Taj chose a fine and fitting title for this touching, eclectic and thoroughly excellent new album: at this point in time he is the blues recycler, a young gentleman keeping the old country blues alive for others to enjoy and learn from. And like a true craftsman, Taj takes the style that earlier generations have prepared for him and reshapes it into something new, yet shining with an authentic, lustrous patina of its own. Out of old blues comes new; the circle, thanks to this master musician, remains unbroken. As touching and affecting as is the music inside, the cover photo presents Taj in the perspective he wants. There he is several years ago, a grinning chap still young enough to be wearing his Amherst class ring, standing with the aged, blissfully smiling John Hurt, a good 50 years Taj's senior, at some Newport Folk Fest of the past. I suppose this might be Taj's subtle way of making a point about roots and debts owed: More than once on Recycling the Blues Taj falls into the low hypnotic Avalon Mississippi drawl that was Hurt's trademark. We're reminded, Taj, and are grateful to you both.

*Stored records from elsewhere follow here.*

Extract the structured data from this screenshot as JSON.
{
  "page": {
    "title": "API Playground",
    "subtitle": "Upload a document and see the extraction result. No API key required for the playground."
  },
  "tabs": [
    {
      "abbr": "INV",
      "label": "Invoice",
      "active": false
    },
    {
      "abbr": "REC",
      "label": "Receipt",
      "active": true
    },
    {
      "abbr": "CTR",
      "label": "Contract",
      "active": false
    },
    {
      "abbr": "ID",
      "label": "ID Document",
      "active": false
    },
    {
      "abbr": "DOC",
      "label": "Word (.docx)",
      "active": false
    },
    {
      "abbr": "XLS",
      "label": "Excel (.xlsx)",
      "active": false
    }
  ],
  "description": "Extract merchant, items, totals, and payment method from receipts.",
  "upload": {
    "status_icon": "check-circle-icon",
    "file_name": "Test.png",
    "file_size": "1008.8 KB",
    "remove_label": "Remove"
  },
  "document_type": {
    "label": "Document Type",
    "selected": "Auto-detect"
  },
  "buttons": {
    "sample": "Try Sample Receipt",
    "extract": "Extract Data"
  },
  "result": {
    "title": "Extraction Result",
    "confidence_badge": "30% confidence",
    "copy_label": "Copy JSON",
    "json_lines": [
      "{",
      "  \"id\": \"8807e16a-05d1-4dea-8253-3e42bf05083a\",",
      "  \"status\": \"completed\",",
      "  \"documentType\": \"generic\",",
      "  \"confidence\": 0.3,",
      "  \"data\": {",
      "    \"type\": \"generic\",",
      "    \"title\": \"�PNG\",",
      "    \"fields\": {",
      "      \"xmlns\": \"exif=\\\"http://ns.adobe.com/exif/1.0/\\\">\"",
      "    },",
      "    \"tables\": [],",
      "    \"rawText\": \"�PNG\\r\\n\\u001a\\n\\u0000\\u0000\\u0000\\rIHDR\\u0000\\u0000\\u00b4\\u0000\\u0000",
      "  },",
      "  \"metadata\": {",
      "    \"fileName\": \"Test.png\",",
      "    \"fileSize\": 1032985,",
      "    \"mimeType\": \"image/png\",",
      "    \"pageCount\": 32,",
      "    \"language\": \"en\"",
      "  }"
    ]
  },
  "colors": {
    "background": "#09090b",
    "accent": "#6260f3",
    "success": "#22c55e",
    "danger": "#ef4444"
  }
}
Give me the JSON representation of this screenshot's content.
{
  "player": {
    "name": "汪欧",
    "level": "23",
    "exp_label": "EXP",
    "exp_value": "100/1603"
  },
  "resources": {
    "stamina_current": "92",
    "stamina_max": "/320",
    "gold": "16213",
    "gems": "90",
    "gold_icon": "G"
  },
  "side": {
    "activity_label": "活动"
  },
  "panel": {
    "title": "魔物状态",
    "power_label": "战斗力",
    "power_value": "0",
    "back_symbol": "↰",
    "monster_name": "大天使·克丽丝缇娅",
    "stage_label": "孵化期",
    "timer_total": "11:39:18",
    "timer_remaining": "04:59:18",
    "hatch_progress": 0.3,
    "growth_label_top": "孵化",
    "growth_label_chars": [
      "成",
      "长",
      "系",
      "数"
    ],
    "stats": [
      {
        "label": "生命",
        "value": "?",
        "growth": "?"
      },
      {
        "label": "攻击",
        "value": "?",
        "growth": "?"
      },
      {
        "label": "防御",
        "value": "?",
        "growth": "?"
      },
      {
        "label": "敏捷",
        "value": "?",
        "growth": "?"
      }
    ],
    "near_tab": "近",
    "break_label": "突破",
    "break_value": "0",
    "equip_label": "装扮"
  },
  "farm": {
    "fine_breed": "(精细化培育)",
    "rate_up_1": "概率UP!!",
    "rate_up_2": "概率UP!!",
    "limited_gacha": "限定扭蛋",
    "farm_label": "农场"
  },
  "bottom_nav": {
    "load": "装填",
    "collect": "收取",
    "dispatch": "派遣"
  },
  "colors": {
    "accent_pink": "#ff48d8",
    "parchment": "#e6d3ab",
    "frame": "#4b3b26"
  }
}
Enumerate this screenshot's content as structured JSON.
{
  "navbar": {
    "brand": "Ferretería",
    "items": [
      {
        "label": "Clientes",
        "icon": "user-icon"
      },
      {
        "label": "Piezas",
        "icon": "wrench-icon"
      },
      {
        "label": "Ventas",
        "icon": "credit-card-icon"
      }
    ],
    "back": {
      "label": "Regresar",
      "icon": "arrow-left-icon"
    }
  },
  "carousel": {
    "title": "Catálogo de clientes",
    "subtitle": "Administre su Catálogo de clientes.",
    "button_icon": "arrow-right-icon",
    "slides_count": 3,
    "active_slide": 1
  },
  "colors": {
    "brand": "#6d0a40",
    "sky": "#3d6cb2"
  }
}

The two sides to this disc show the two sides of Taj: The first is a recent live set from Winterland that illustrates how carefully Taj structures his show to build energy and suspense, bringing the audience only so high that it will not be cruelly snapped down when he leaves the stage. That in itself is an indication of the grace of the man. He introduces himself to his customers with short, exorcising blasts of the Bahamian conch shella keening moan that gently says hello. Next a little riff on the kalimba, the African thumb piano that makes a sound like wind and light rain playing on giant leaves. These soothing sounds both cool expectation and heighten drama. So when Taj sits down with his 50-year-old National Steel and lays into the 12-bar "Bound to Love Me" it's a thrilling release: "My baby loves me some, puts her arms around me like a circle round the sun."
The show continues with "Ricochet," a banjo reel played in Taj's distinct stompin' and shamblin' style. He gets the crowd into fever with a sweaty, call-response field holler, "Rise up Children Shake the Devil out Your Soul," and then finishes them off with his gentle, tender, loving and supremely happy version of "Corinna," everybody's favorite Taj standard. Towards the end his gentle plea turns into hoarse supplication, and that's how he bows out, with the people yelling for more. He gives 'em a little more conch music, just to say good night.
The second side consists of a cycle of four songs that are the most ambitious undertaking since he assembled the incredible nine-man band (that included a section of four tubas led by jazz great Howard Johnson) for his famous Fillmore recordings. The only instrumentation is Taj's guitar and upright bass (which he calls "John Henry's fiddle"), Howard Johnson's single tuba, handclaps and the perfectly blowzy vocalisms of the incredibly sultry Pointer Sisters. The songs are brilliantly performed with an authenticity and feeling that is nothing short of amazing; each sounds like a hoary traditional blues passed from man to man through six generationsyet Taj wrote every tune himself. "Cakewalk into Town" is just guitar and tuba, a syncopated shuffler, Taj's tough taste for root raw funk. The Pointer Sisters provide perfect, slightly crazed counterpoint backup to his gritty-tonsilled blues.
But the best song on the album is "Texas Woman Blues," a trick with a subtle sexy Forties feel and the Pointers' gorgeous, suspended doodahs: Taj wants to get to that San Antonio lady so bad that you can taste his want, and it is such a gas! The side ends with a long guitar piece, "Gitano Negro," that is in the same mystery-laden vein as "Black Spirit Boogie" on his last LP, Happy To Be Just Like I Am.
In the end there's not much to say except what a good record this is, as usual for Taj. It's like Bill Graham said to that audience at Winterland: "If you didn't come here with a friend, you have one on the stage now, Mr. Taj Mahal." (RS 122)
(Posted: Nov 23, 1972)